Start of Dataset records
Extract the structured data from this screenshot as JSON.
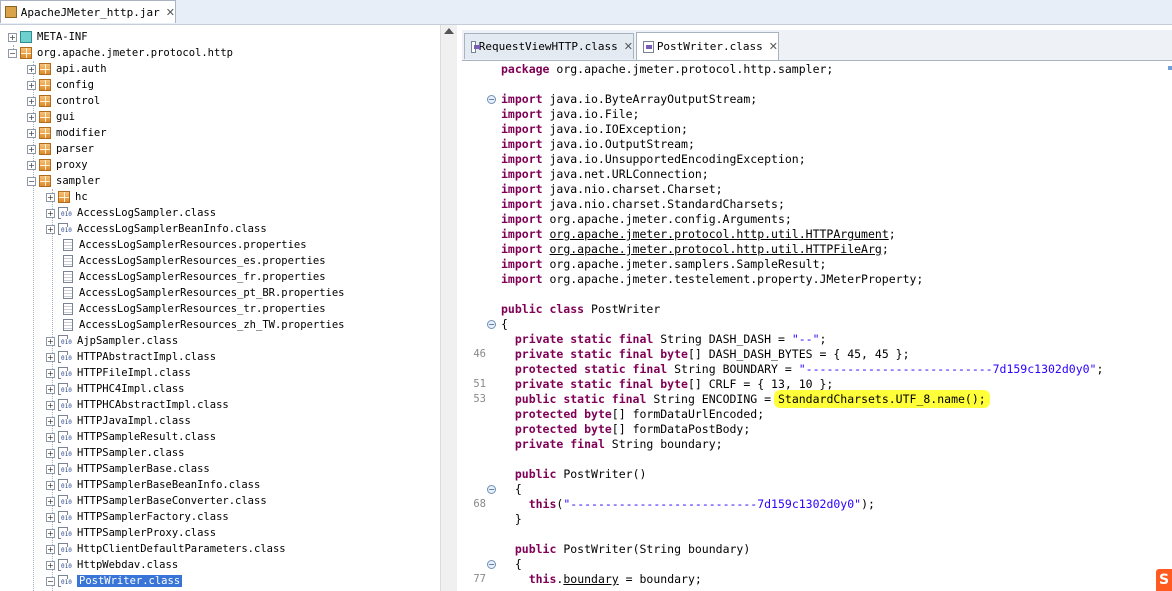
{
  "archive_tab": {
    "label": "ApacheJMeter_http.jar",
    "close": "✕"
  },
  "tree": {
    "root_nodes": [
      {
        "label": "META-INF"
      },
      {
        "label": "org.apache.jmeter.protocol.http"
      }
    ],
    "packages": [
      "api.auth",
      "config",
      "control",
      "gui",
      "modifier",
      "parser",
      "proxy",
      "sampler"
    ],
    "sub_package": "hc",
    "files": [
      "AccessLogSampler.class",
      "AccessLogSamplerBeanInfo.class",
      "AccessLogSamplerResources.properties",
      "AccessLogSamplerResources_es.properties",
      "AccessLogSamplerResources_fr.properties",
      "AccessLogSamplerResources_pt_BR.properties",
      "AccessLogSamplerResources_tr.properties",
      "AccessLogSamplerResources_zh_TW.properties",
      "AjpSampler.class",
      "HTTPAbstractImpl.class",
      "HTTPFileImpl.class",
      "HTTPHC4Impl.class",
      "HTTPHCAbstractImpl.class",
      "HTTPJavaImpl.class",
      "HTTPSampleResult.class",
      "HTTPSampler.class",
      "HTTPSamplerBase.class",
      "HTTPSamplerBaseBeanInfo.class",
      "HTTPSamplerBaseConverter.class",
      "HTTPSamplerFactory.class",
      "HTTPSamplerProxy.class",
      "HttpClientDefaultParameters.class",
      "HttpWebdav.class",
      "PostWriter.class"
    ],
    "selected": "PostWriter.class"
  },
  "editor": {
    "tabs": [
      {
        "label": "RequestViewHTTP.class",
        "close": "✕"
      },
      {
        "label": "PostWriter.class",
        "close": "✕"
      }
    ],
    "line_numbers": {
      "dash_bytes": "46",
      "crlf": "51",
      "encoding": "53",
      "ctor_call": "68",
      "boundary_assign": "77"
    }
  },
  "colors": {
    "keyword": "#7f0055",
    "string": "#2a00ff",
    "highlight": "#ffff3a",
    "selection": "#3875d7"
  }
}
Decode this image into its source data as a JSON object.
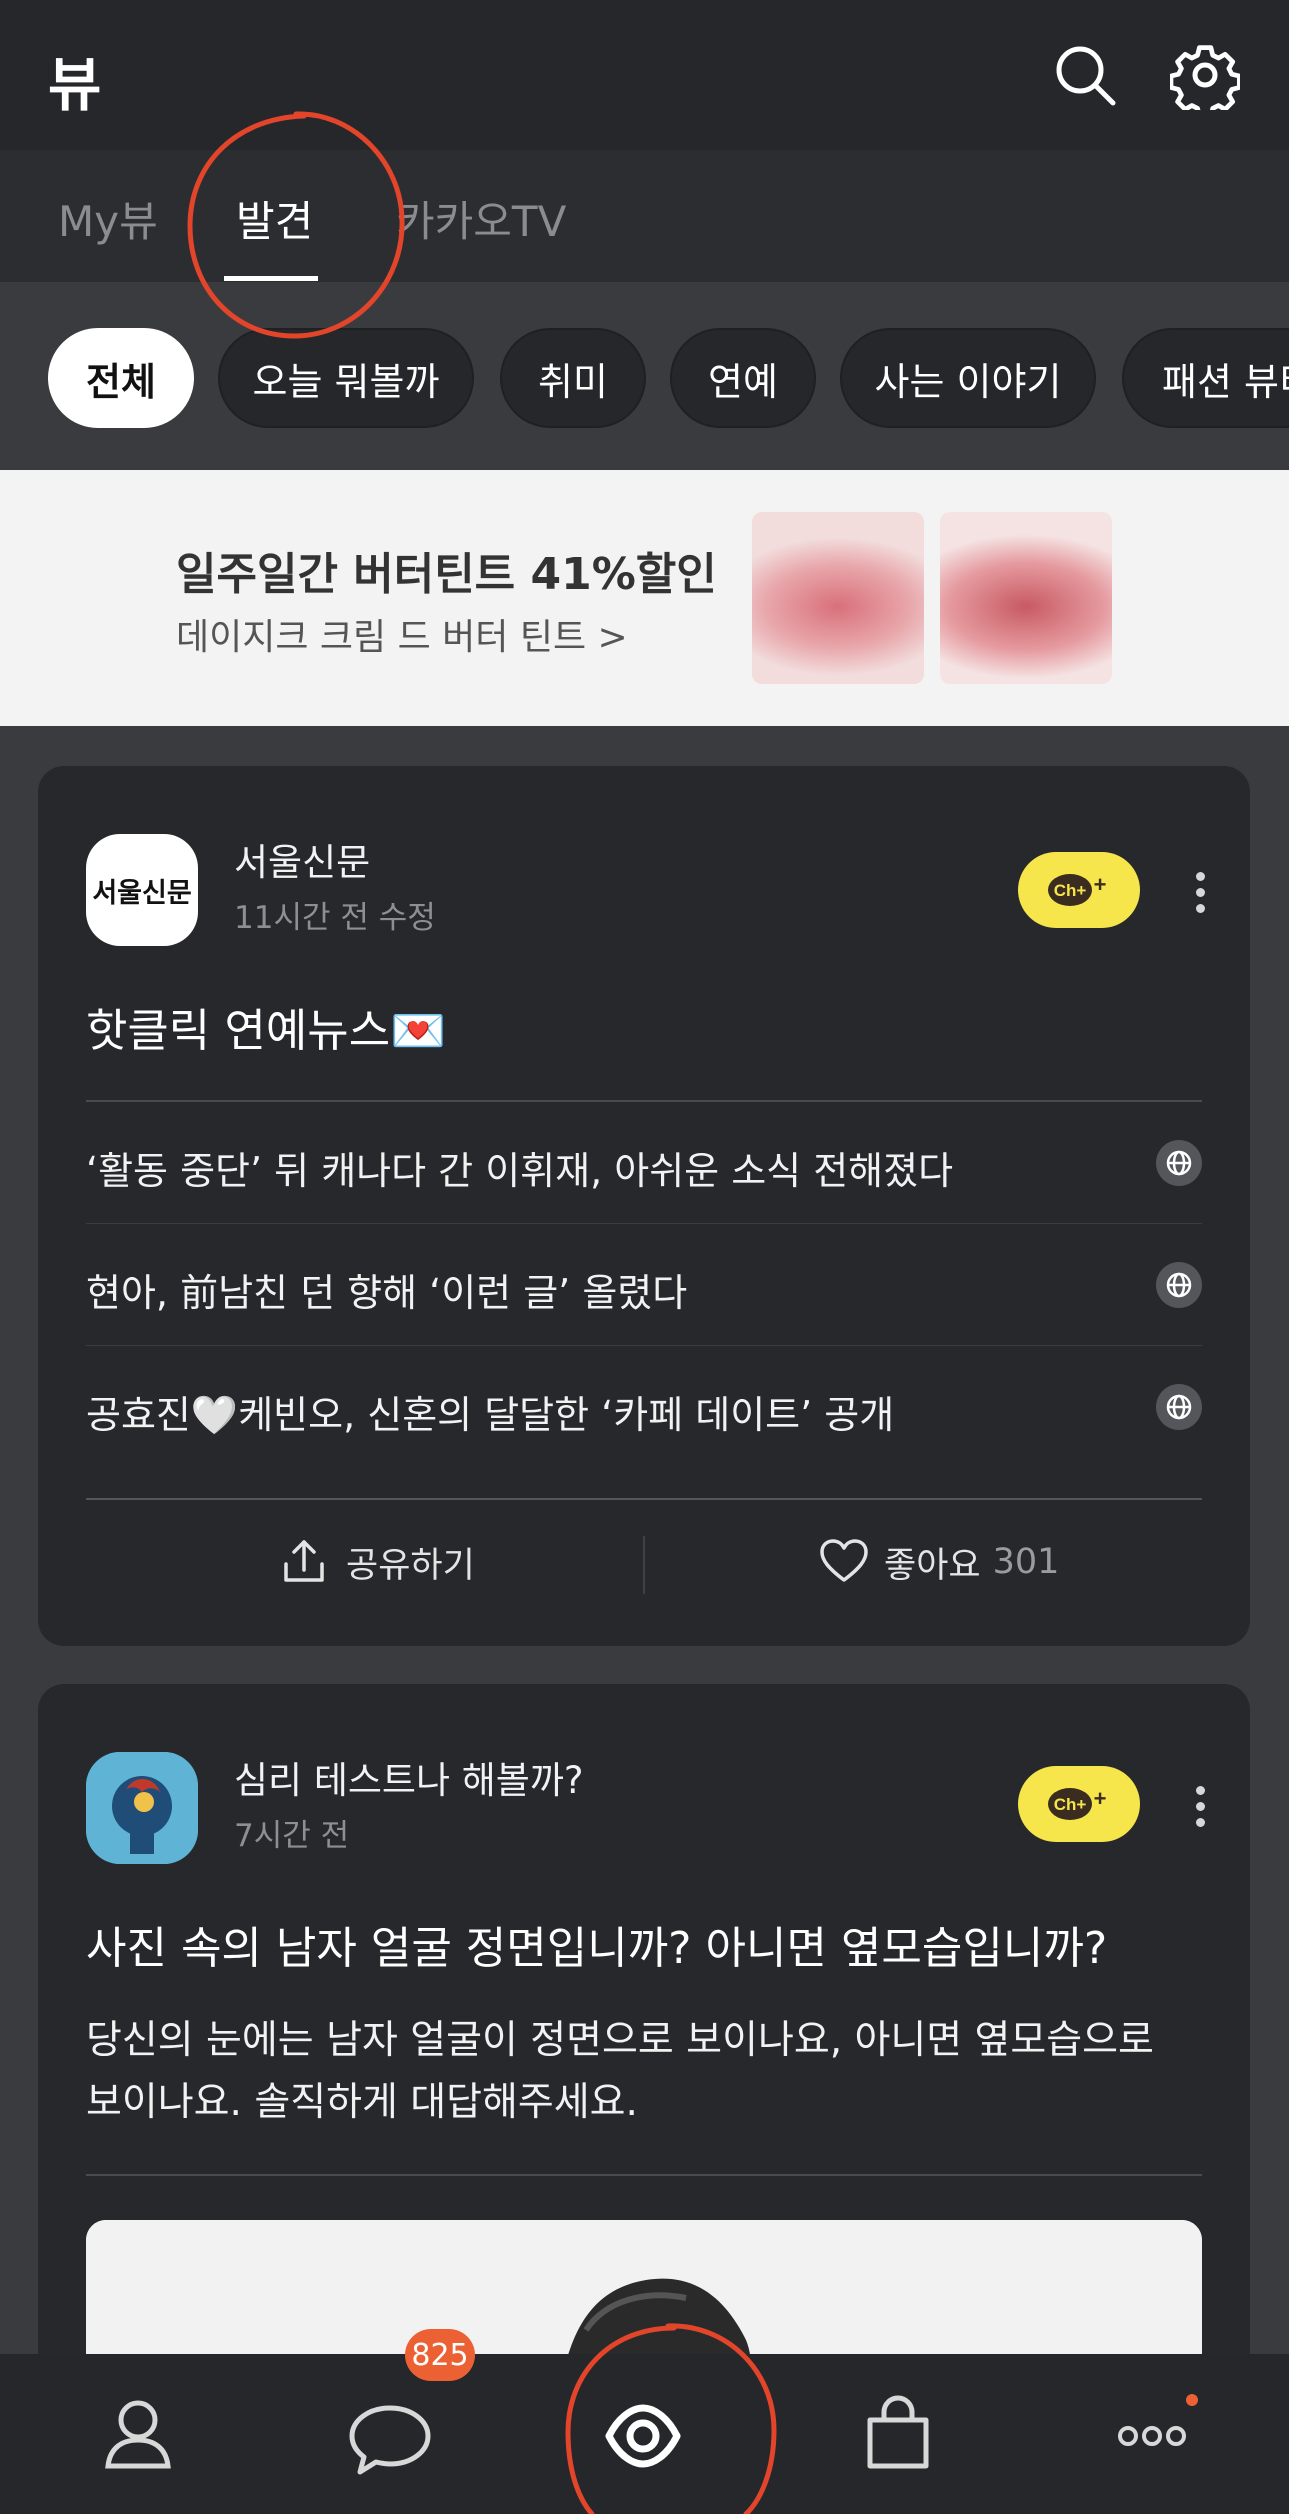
{
  "header": {
    "title": "뷰",
    "search_icon": "search-icon",
    "settings_icon": "gear-icon"
  },
  "tabs": [
    {
      "label": "My뷰",
      "active": false
    },
    {
      "label": "발견",
      "active": true
    },
    {
      "label": "카카오TV",
      "active": false
    }
  ],
  "chips": [
    {
      "label": "전체",
      "active": true
    },
    {
      "label": "오늘 뭐볼까",
      "active": false
    },
    {
      "label": "취미",
      "active": false
    },
    {
      "label": "연예",
      "active": false
    },
    {
      "label": "사는 이야기",
      "active": false
    },
    {
      "label": "패션 뷰티",
      "active": false
    }
  ],
  "ad": {
    "title": "일주일간 버터틴트 41%할인",
    "subtitle": "데이지크 크림 드 버터 틴트 >"
  },
  "card1": {
    "publisher": "서울신문",
    "avatar_text": "서울신문",
    "time": "11시간 전 수정",
    "channel_button": "Ch+",
    "headline": "핫클릭 연예뉴스💌",
    "news": [
      "‘활동 중단’ 뒤 캐나다 간 이휘재, 아쉬운 소식 전해졌다",
      "현아, 前남친 던 향해 ‘이런 글’ 올렸다",
      "공효진🤍케빈오, 신혼의 달달한 ‘카페 데이트’ 공개"
    ],
    "share_label": "공유하기",
    "like_label": "좋아요",
    "like_count": "301"
  },
  "card2": {
    "publisher": "심리 테스트나 해볼까?",
    "time": "7시간 전",
    "channel_button": "Ch+",
    "headline": "사진 속의 남자 얼굴 정면입니까? 아니면 옆모습입니까?",
    "body": "당신의 눈에는 남자 얼굴이 정면으로 보이나요, 아니면 옆모습으로 보이나요. 솔직하게 대답해주세요."
  },
  "bottom_nav": {
    "items": [
      "person-icon",
      "chat-icon",
      "view-icon",
      "shopping-bag-icon",
      "more-icon"
    ],
    "chat_badge": "825"
  },
  "colors": {
    "accent_yellow": "#f6e54b",
    "badge_orange": "#ec6133",
    "annotation_red": "#e2452a"
  }
}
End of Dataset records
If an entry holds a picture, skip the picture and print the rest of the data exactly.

__Result__
Extract the structured data from this screenshot as JSON.
{
  "archive_tab": {
    "label": "ApacheJMeter_http.jar",
    "close": "✕"
  },
  "tree": {
    "root_nodes": [
      {
        "label": "META-INF"
      },
      {
        "label": "org.apache.jmeter.protocol.http"
      }
    ],
    "packages": [
      "api.auth",
      "config",
      "control",
      "gui",
      "modifier",
      "parser",
      "proxy",
      "sampler"
    ],
    "sub_package": "hc",
    "files": [
      "AccessLogSampler.class",
      "AccessLogSamplerBeanInfo.class",
      "AccessLogSamplerResources.properties",
      "AccessLogSamplerResources_es.properties",
      "AccessLogSamplerResources_fr.properties",
      "AccessLogSamplerResources_pt_BR.properties",
      "AccessLogSamplerResources_tr.properties",
      "AccessLogSamplerResources_zh_TW.properties",
      "AjpSampler.class",
      "HTTPAbstractImpl.class",
      "HTTPFileImpl.class",
      "HTTPHC4Impl.class",
      "HTTPHCAbstractImpl.class",
      "HTTPJavaImpl.class",
      "HTTPSampleResult.class",
      "HTTPSampler.class",
      "HTTPSamplerBase.class",
      "HTTPSamplerBaseBeanInfo.class",
      "HTTPSamplerBaseConverter.class",
      "HTTPSamplerFactory.class",
      "HTTPSamplerProxy.class",
      "HttpClientDefaultParameters.class",
      "HttpWebdav.class",
      "PostWriter.class"
    ],
    "selected": "PostWriter.class"
  },
  "editor": {
    "tabs": [
      {
        "label": "RequestViewHTTP.class",
        "close": "✕"
      },
      {
        "label": "PostWriter.class",
        "close": "✕"
      }
    ],
    "line_numbers": {
      "dash_bytes": "46",
      "crlf": "51",
      "encoding": "53",
      "ctor_call": "68",
      "boundary_assign": "77"
    }
  },
  "colors": {
    "keyword": "#7f0055",
    "string": "#2a00ff",
    "highlight": "#ffff3a",
    "selection": "#3875d7"
  }
}
Decode this image into its source data as a JSON object.
{
  "header": {
    "title": "뷰",
    "search_icon": "search-icon",
    "settings_icon": "gear-icon"
  },
  "tabs": [
    {
      "label": "My뷰",
      "active": false
    },
    {
      "label": "발견",
      "active": true
    },
    {
      "label": "카카오TV",
      "active": false
    }
  ],
  "chips": [
    {
      "label": "전체",
      "active": true
    },
    {
      "label": "오늘 뭐볼까",
      "active": false
    },
    {
      "label": "취미",
      "active": false
    },
    {
      "label": "연예",
      "active": false
    },
    {
      "label": "사는 이야기",
      "active": false
    },
    {
      "label": "패션 뷰티",
      "active": false
    }
  ],
  "ad": {
    "title": "일주일간 버터틴트 41%할인",
    "subtitle": "데이지크 크림 드 버터 틴트 >"
  },
  "card1": {
    "publisher": "서울신문",
    "avatar_text": "서울신문",
    "time": "11시간 전 수정",
    "channel_button": "Ch+",
    "headline": "핫클릭 연예뉴스💌",
    "news": [
      "‘활동 중단’ 뒤 캐나다 간 이휘재, 아쉬운 소식 전해졌다",
      "현아, 前남친 던 향해 ‘이런 글’ 올렸다",
      "공효진🤍케빈오, 신혼의 달달한 ‘카페 데이트’ 공개"
    ],
    "share_label": "공유하기",
    "like_label": "좋아요",
    "like_count": "301"
  },
  "card2": {
    "publisher": "심리 테스트나 해볼까?",
    "time": "7시간 전",
    "channel_button": "Ch+",
    "headline": "사진 속의 남자 얼굴 정면입니까? 아니면 옆모습입니까?",
    "body": "당신의 눈에는 남자 얼굴이 정면으로 보이나요, 아니면 옆모습으로 보이나요. 솔직하게 대답해주세요."
  },
  "bottom_nav": {
    "items": [
      "person-icon",
      "chat-icon",
      "view-icon",
      "shopping-bag-icon",
      "more-icon"
    ],
    "chat_badge": "825"
  },
  "colors": {
    "accent_yellow": "#f6e54b",
    "badge_orange": "#ec6133",
    "annotation_red": "#e2452a"
  }
}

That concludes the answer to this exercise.